Last year I began a new research project with Manchester Art Gallery and the Mary Greg Collection of bygone objects. From the many strange and beautiful objects I handled I was most struck by a set of 12 Elizabethan roundels, their patterned surfaces were still so fresh and vibrant I felt I as though they were bridging time.
The Roundels were used at the end of banquets. Selected guests would be presented with sweetmeats, served on the plain underside of the sycamore rounds, after eating the delicacies the roundels would be turned to reveal lavishly pigmented imagery and a biblical inscription.
Taking these forms as a starting point I've developed a commissioned piece which will be shown alongside the roundels, and other selected works, in a solo exhibition at Manchester Art Gallery this year (PV: 22nd February 6-8pm. Exhibition: 23rd February - 7th October )
The images below show the roundels and works in progress.
Bringing together practitioners from the fields of design, jewellery, ceramics, metalwork and sculpture Ambiguous Implements presents a collection of contemporary works that playfully reconsider the familiar objects of our day to day domestic life.
The third installment of the exhibition takes place at Vittoria Street Gallery within the School of Jewellery at Birmingham City University showing works by: Rob Anderson, Aimee Bollu, Caroline Broadhead, David Clarke, Nuala Clooney, Rachael Colley, Rosie Deegan, Kate Farley, Daniel Fogarty, Kate Haywood, Jasleen Kaur, Julie Mellor, Maria Militsi, Rebecca Ounstead, Matt Rowe, Jonathan Trayte and Abbie Williams.
I'll be showing a group of porcelain and textile works alongside glass forms made in collaboration with James Maskery during a residency at the National Glass Centre earlier this year.
'Chris Boland, Emmeline Hastings, Kate Haywood, James Maskrey, Dr. Joanne Mitchell, John Moore, Kaz Robertson, Dr. Ayako Tani, Christopher Thompson Royds, Angela Thwaites, Maud Traon, Heather Woof
Jewellery: Wearable Glass aims to re-introduce audiences and artists to the amazing potential of glass as a wearable material. Glass jewellery has a history going back to the Ancient Egyptians and in the 19th and early 20th century the famous artist René Lalique used glass to make jewellery.
This exciting new ‘wearable glass’ will be presented alongside the twelve artist’s more established work; allowing the viewer to compare the difference between artist’s work in glass and jewellery and what happens when they are brought together.

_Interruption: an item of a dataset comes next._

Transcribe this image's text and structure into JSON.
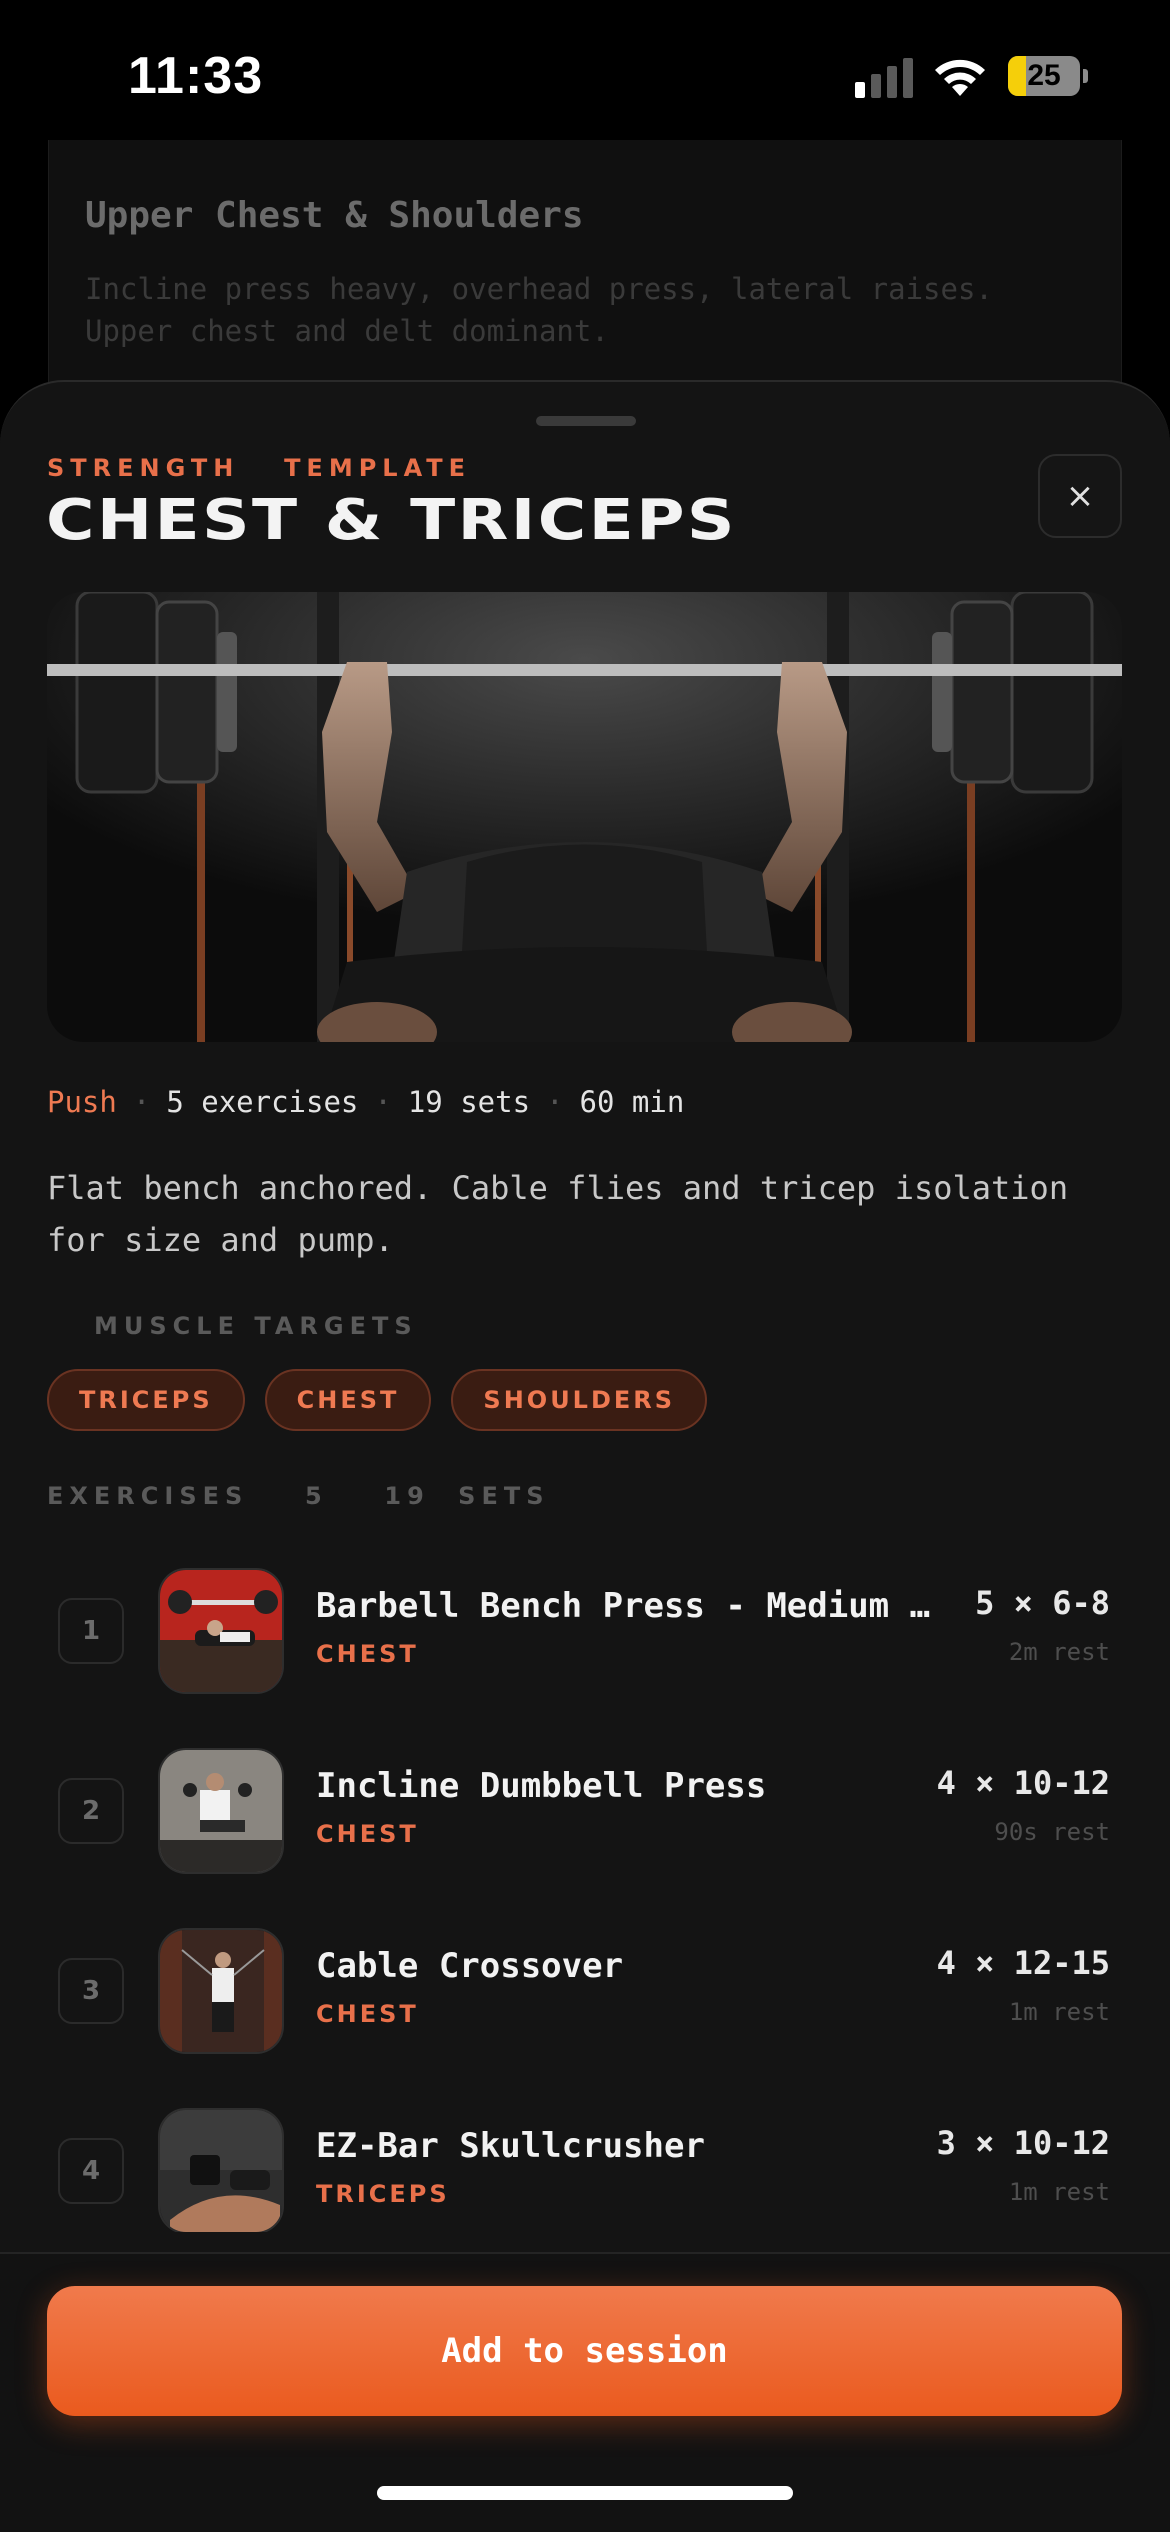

Curated by Julia Stephenson, Head of Arts at National Glass Centre.'
Really happy to see my first Ceramic Review article published this month. Thank you Alex McErlain for interviewing me in Fireworks Clay Studios last year for this profile article. It describes my journey from jewellery to ceramics, how my practice has developed over the years and my plans for future projects.
3rd August - 3rd December

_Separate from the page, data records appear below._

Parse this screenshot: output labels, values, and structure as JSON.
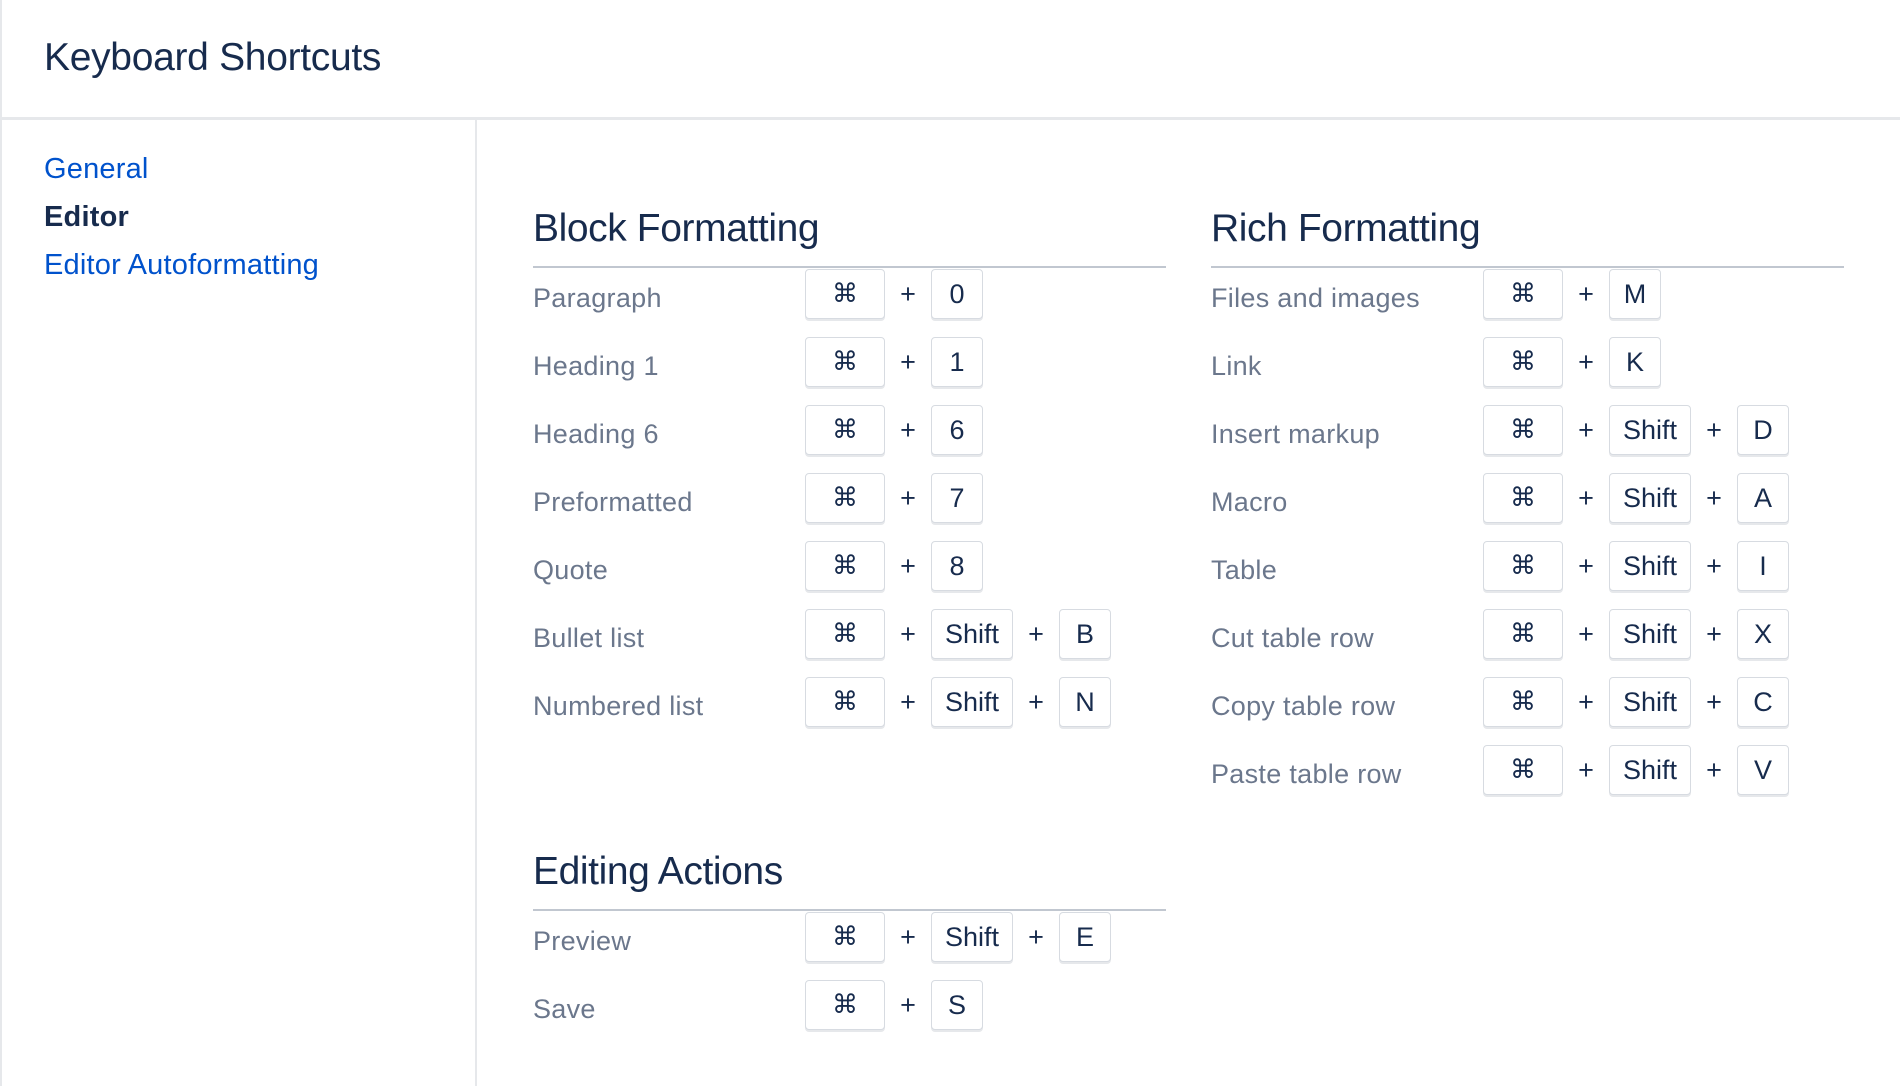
{
  "header": {
    "title": "Keyboard Shortcuts"
  },
  "sidebar": {
    "items": [
      {
        "label": "General",
        "active": false
      },
      {
        "label": "Editor",
        "active": true
      },
      {
        "label": "Editor Autoformatting",
        "active": false
      }
    ]
  },
  "keys": {
    "cmd": "⌘",
    "plus": "+"
  },
  "sections": {
    "block_formatting": {
      "title": "Block Formatting",
      "rows": [
        {
          "label": "Paragraph",
          "keys": [
            "⌘",
            "0"
          ]
        },
        {
          "label": "Heading 1",
          "keys": [
            "⌘",
            "1"
          ]
        },
        {
          "label": "Heading 6",
          "keys": [
            "⌘",
            "6"
          ]
        },
        {
          "label": "Preformatted",
          "keys": [
            "⌘",
            "7"
          ]
        },
        {
          "label": "Quote",
          "keys": [
            "⌘",
            "8"
          ]
        },
        {
          "label": "Bullet list",
          "keys": [
            "⌘",
            "Shift",
            "B"
          ]
        },
        {
          "label": "Numbered list",
          "keys": [
            "⌘",
            "Shift",
            "N"
          ]
        }
      ]
    },
    "rich_formatting": {
      "title": "Rich Formatting",
      "rows": [
        {
          "label": "Files and images",
          "keys": [
            "⌘",
            "M"
          ]
        },
        {
          "label": "Link",
          "keys": [
            "⌘",
            "K"
          ]
        },
        {
          "label": "Insert markup",
          "keys": [
            "⌘",
            "Shift",
            "D"
          ]
        },
        {
          "label": "Macro",
          "keys": [
            "⌘",
            "Shift",
            "A"
          ]
        },
        {
          "label": "Table",
          "keys": [
            "⌘",
            "Shift",
            "I"
          ]
        },
        {
          "label": "Cut table row",
          "keys": [
            "⌘",
            "Shift",
            "X"
          ]
        },
        {
          "label": "Copy table row",
          "keys": [
            "⌘",
            "Shift",
            "C"
          ]
        },
        {
          "label": "Paste table row",
          "keys": [
            "⌘",
            "Shift",
            "V"
          ]
        }
      ]
    },
    "editing_actions": {
      "title": "Editing Actions",
      "rows": [
        {
          "label": "Preview",
          "keys": [
            "⌘",
            "Shift",
            "E"
          ]
        },
        {
          "label": "Save",
          "keys": [
            "⌘",
            "S"
          ]
        }
      ]
    }
  }
}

Coin weights shining under a rock in a river. Once nestled inside a woven glove. Placed in speed, the textile rots, is washed away. The metal remains. Held by gravity and the memory of a net. Waiting to be found. Given new contexts, new values, new stories, new meanings. What do we lose and what do we find over time as contexts shift and owners change.
‘Hoard’ actively explores our relationship with objects and how we read them as they knit together with our own personal experiences and narratives. These lost contexts and ambiguous groupings offer the potential for poetic forms to emerge.
I'll be visiting the space throughout the exhibition period to re-group and re-assemble the forms, blending further elements and materials to offer a series of possible final readings.
Visitors are invited to create their own versions of these artefacts in the gallery space to add to an ever growing public hoard of offerings.
'Bringing together 17 practitioners from the fields of design, jewellery, ceramics, metalwork and sculpture Ambiguous Implements presents a collection of contemporary works that playfully reconsider the familiar objects of our day to day domestic life'.
This touring exhibition will open at Bl_nk Space Gallery, Roco on Thursday 6th July 2017 6–9pm, and continues until Saturday 15th July. Open Tuesday to Saturday 11am–6pm.